Professional book editor in the UK provides 5 clever ways aspiring authors can protect themselves from the theft of their manuscripts when hiring book editors online.
Unfortunately, as mentioned in part 1 of this post, which was about whether there's a possibility that a book editor could steal your manuscript, one of the main reasons aspiring authors never hire a novel editor is because they fear that their hard work will get stolen.
It's an understandable worry, especially if you've never hired a book editor before, but as I've already explained in part 1, there are multiple valid reasons a genuine manuscript editor would never even dream about pinching your novel, even if they thought it has the potential to earn millions.
However, telling you over and over again that we book editors are trustworthy won't get you on our side so easily, so this post - part 2 - will give you 5 ways to actually protect yourself from theft, just to be on the safe side.

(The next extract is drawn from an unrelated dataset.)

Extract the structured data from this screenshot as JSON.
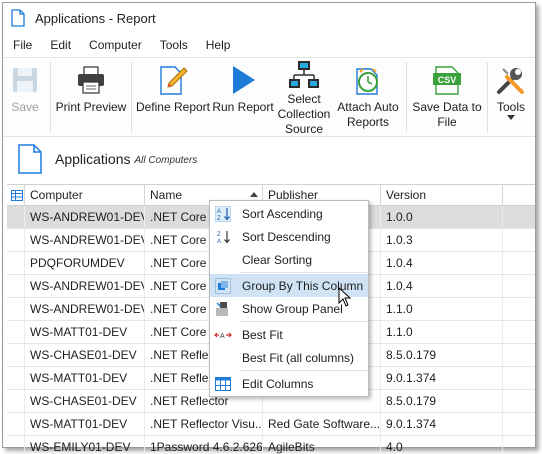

1. Request that your editor signs an NDA
The main thing you can do to protect yourself from the theft of your manuscript is to politely ask your book editor if they're willing to sign an NDA (non-disclosure agreement) before you send over your novel to be edited.
Either you or the editor can create the NDA, but once it's been signed, it acts as a legal document that will prevent the one who has signed it from stealing or publishing your work for themselves.
I've actually created an NDA that I always agree to sign at my clients' request to ensure that they feel extra comfortable while their manuscript is with me.
If an editor refuses to sign an NDA for you, run for the hills! Even if they know they're trustworthy, they shouldn't expect new clients to have the same level of trust right away, so clients requesting NDAs should only be expected, and you're well within your right to ask.
2. Make sure your editor sets up a contract
I have to admit, during my first year or so as a book editor, I never gave clients contracts to sign because the literary consultancy I used for my novel didn't have me sign a contract, so I naively didn't think to create one.
However, since having a few bad experiences with some clients and researching the legal side of running an online business, I've learnt that sending each new client a contract to sign is the best way forward.
Not only does it protect me and Stand Corrected Editing, but it also protects my clients and acts as a reminder for deadlines, payments & company policies.
There have been a couple of times where the client hasn't signed the contract, probably because they've forgotten, and then it's slipped my mind, but those times don't happen very often, and I do have to remind myself that's just me running this biz, so unfortunately, some things do get forgotten.
Nonetheless, if you're extra worried that a book editor will steal your novel, do make sure they've signed a contract with you that clearly states that they won't nick your work.
3. Check their reviews
If you’ve found a credible-looking book editor online, have browsed through their website and taken the time to scroll through their social media pages but still feel worried that your manuscript could get stolen, consider finding any reviews or testimonials that previous clients may have left after working with them.
For example, they might have a Google review page – you can check mine out here – they may have a dedicated testimonial page on their website or they may frequently repost their glowing reviews on social media.
Either way, their reviews will give you a truthful insight into what the editor in question is like to work with, therefore helping you to trust them even more.
Of course, if there’s a bad review written by an angry client who states that the editor stole their work and published it for themselves, you have every right to avoid them like the plague.
4. Research the published books they have edited
Most editors, unless they’re new to the industry (which isn’t a bad thing), have a page on their website that’s dedicated to the published books they’ve edited – you can view mine here – which should hopefully prove that they don’t make a habit of stealing other people’s stories.
If they don’t have a portfolio on their website, it could just be that they’re a new editor in the industry as mentioned above, or it may be that none of their clients have actually published anything yet, but their reviews would help to prove that they’ve worked with some happy clients, so your best option in that situation would be to refer back to their testimonials.
Alternatively, if the editor you’ve got your eye on is quite pally with their clients on social media, you could even reach out to them individually and ask about their experience working with the editor. You’d then receive a personalised response that isn’t potentially sugar-coated in a review.
5. Investigate any books the editor has written & published themselves
Usually, authors tend to stick to one genre or use a pseudonym if they write more than one, so if you find that the editor you’re thinking of hiring has personally published several books that fall into multiple different genres, that could potentially be a sign that they haven’t written the books themselves.
Of course, a writer can publish a selection of genres, but it’s not too common, so it would be natural to question why so many genres and how they’ve managed to publish that much with a supposed full-time editing job.
However, if the editor in question has published different genres but has a significant number of positive reviews alongside a portfolio of edited works, it might be an idea to politely ask out of curiosity why & how they’ve managed to publish so many different types of books, if they haven’t answered that on their website already.
Thank you for reaching the end of this post! I hope you now feel a little more confident in hiring a book editor for your novel. If you are and you'd like to work with me, click here to get in touch right now!
Hey! I'm Chelsea and I'm a professional book editor at Stand Corrected Editing, my independent editorial business in the UK. If you would like to have your manuscript thoroughly edited by myself, please get in touch!
With my book editing and proofreading services, I hope to spread my knowledge and expertise on how to make your novel a success, and be a mentor to others who desperately want to pursue a fruitful career as an author!